From the frivolous lawsuit file here at PBT…
A Clippers fan is suing he team for $5 million claiming they are spamming his phone with unwanted texts. TMZ got ahold of the lawsuit and has some details.
The guy behind the lawsuit is Ari Friedman — who claims he went to a game at Staples Center and participated in one of those arena games where you can send a text message to the team that could get posted on the stadium scoreboard. (Sidenote: Who does that???)
In a lawsuit, obtained by TMZ Sports, Ari claims the team assured fans they would not share cell phone information or send return text messages … but alas, Ari claims the Clips broke that promise After the game, Ari says he got hit with text message spam which traced back to the Clippers. He’s pissed because incoming text messages can cost several cents in charges.
First off, why doesn’t the guy have an unlimited texting plan? Doesn’t everyone?
Second, you can usually stop these kinds of texts by sending “STOP” back to the source, at least that’s what one Clips season ticket holder who has done the in-arena thing before who I asked told me.
Finally… $5 million? Really? Michael McCann the sports law guy of Sports Illustrated and NBA TV said of that sum “right now, it’s like Dr. Evil came up with.” He covered this in a couple tweets.
This is just silly, but you need to laugh at something today besides the Knicks.
Dwyane Wade has earned his status as an elder statesman, the E.F. Hutton kind of veteran who speaks and everybody listens.
Rookie Justise Winslow is listening.
Winslow (who should have gone higher in this draft) is a perfect fit for the Heat and he’s going to be part of their rotation off the bench from the start of the season (along with Josh McRoberts and Amare Stoudemire). Wade has already fully stepped into the mentor role with Winslow working with him on post moves, reports Jason Lieser at the Palm Beach Post.

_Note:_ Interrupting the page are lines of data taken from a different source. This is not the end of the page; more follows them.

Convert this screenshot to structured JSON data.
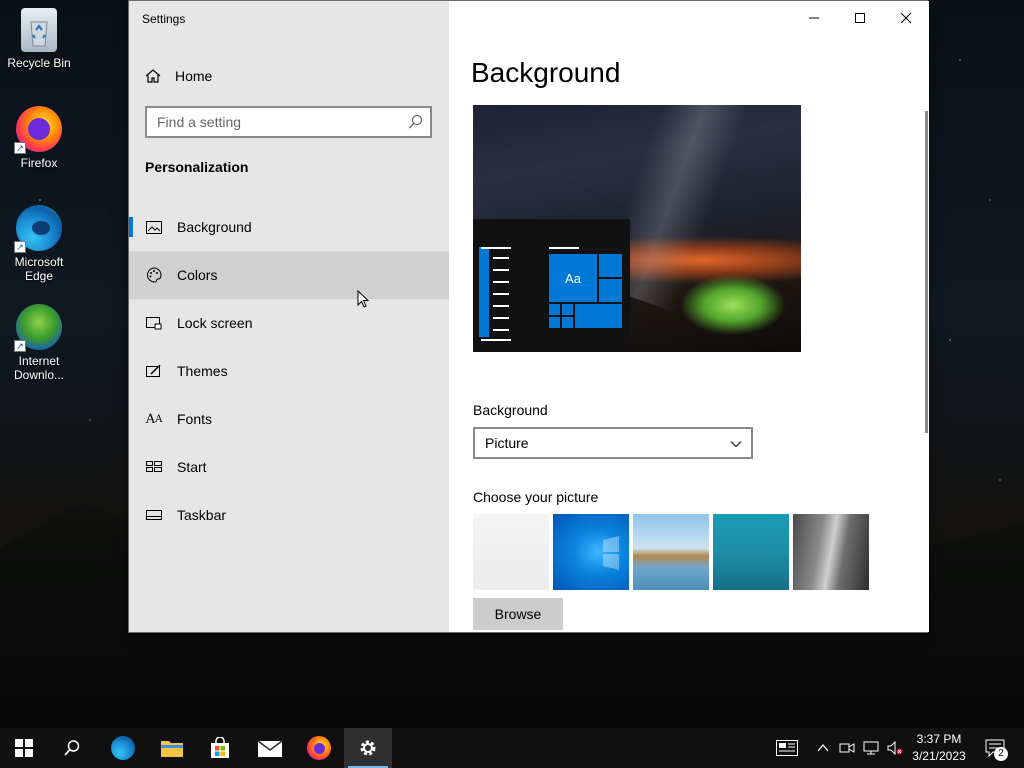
{
  "desktop": {
    "icons": [
      {
        "label": "Recycle Bin"
      },
      {
        "label": "Firefox"
      },
      {
        "label": "Microsoft Edge"
      },
      {
        "label": "Internet Downlo..."
      }
    ]
  },
  "window": {
    "title": "Settings",
    "controls": [
      "minimize",
      "maximize",
      "close"
    ]
  },
  "sidebar": {
    "home_label": "Home",
    "search_placeholder": "Find a setting",
    "section_title": "Personalization",
    "items": [
      {
        "label": "Background",
        "icon": "image-icon",
        "active": true
      },
      {
        "label": "Colors",
        "icon": "palette-icon",
        "hover": true
      },
      {
        "label": "Lock screen",
        "icon": "lock-screen-icon"
      },
      {
        "label": "Themes",
        "icon": "themes-icon"
      },
      {
        "label": "Fonts",
        "icon": "fonts-icon"
      },
      {
        "label": "Start",
        "icon": "start-icon"
      },
      {
        "label": "Taskbar",
        "icon": "taskbar-icon"
      }
    ]
  },
  "content": {
    "heading": "Background",
    "preview_tile_label": "Aa",
    "background_label": "Background",
    "background_value": "Picture",
    "choose_label": "Choose your picture",
    "browse_label": "Browse"
  },
  "taskbar": {
    "apps": [
      "start-icon",
      "search-icon",
      "edge-icon",
      "file-explorer-icon",
      "store-icon",
      "mail-icon",
      "firefox-icon",
      "settings-icon"
    ],
    "time": "3:37 PM",
    "date": "3/21/2023",
    "notification_count": "2"
  },
  "colors": {
    "accent": "#0078d7",
    "sidebar_bg": "#e6e6e6",
    "hover_bg": "#d0d0d0",
    "taskbar_bg": "#101010"
  }
}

“As his career develops, hopefully he’s able to do multiple things on the floor, but right now there’s gonna be certain things (Erik Spoelstra) wants him to do, and some of those things I’m good at,” Wade said. “I’m just passing down knowledge to someone who I think could be good at things that I have strengths at. It’s gonna take a while, but if he figures it out at 21, he’s ahead of the curve. I figured it out at like 27.
“All of us are where we’re at because someone before us helped us. They helped by letting us sit there and watch film with them or having conversations with them. If he’s a student of it and he really wants to know, I’m a pretty decent teacher in certain areas.”
This is what you want out of a veteran leader and some of the young teams out there have done an excellent job adding this kind of mentor — Kevin Garnett in Minnesota may be the best example. Someone who can pass on his wisdom and show the team’s young players how to be a professional and win in the NBA.
It’s a little different for Winslow, he and the Heat are more in a win-now mode, but he should be able to contribute to that.
Bill Bridges, a star as a Kansas Jayhawk who went on to have a 12-year NBA career that included being part of the 1975 Golden State Warriors championship team, has passed away, according to the University of Kansas.
Bridges was an undersized power forward at 6’6″ but he was a beast on the boards who averaged 11.9 rebounds a game for his career and more than 13 a game for six straight years at the peak of his career. That 11.9 per game average is still 27th all-time in NBA history.
A New Mexico native, Bridges was a three-time All-Star (all as a member of the Hawks), two-time All-NBA Defensive team, and was part of the 1975 Warriors title team. Besides the Hawks (St. Louis and Atlanta) and Warriors, Bridges played for the Sixers and Lakers.
Our thoughts are with his family and friends.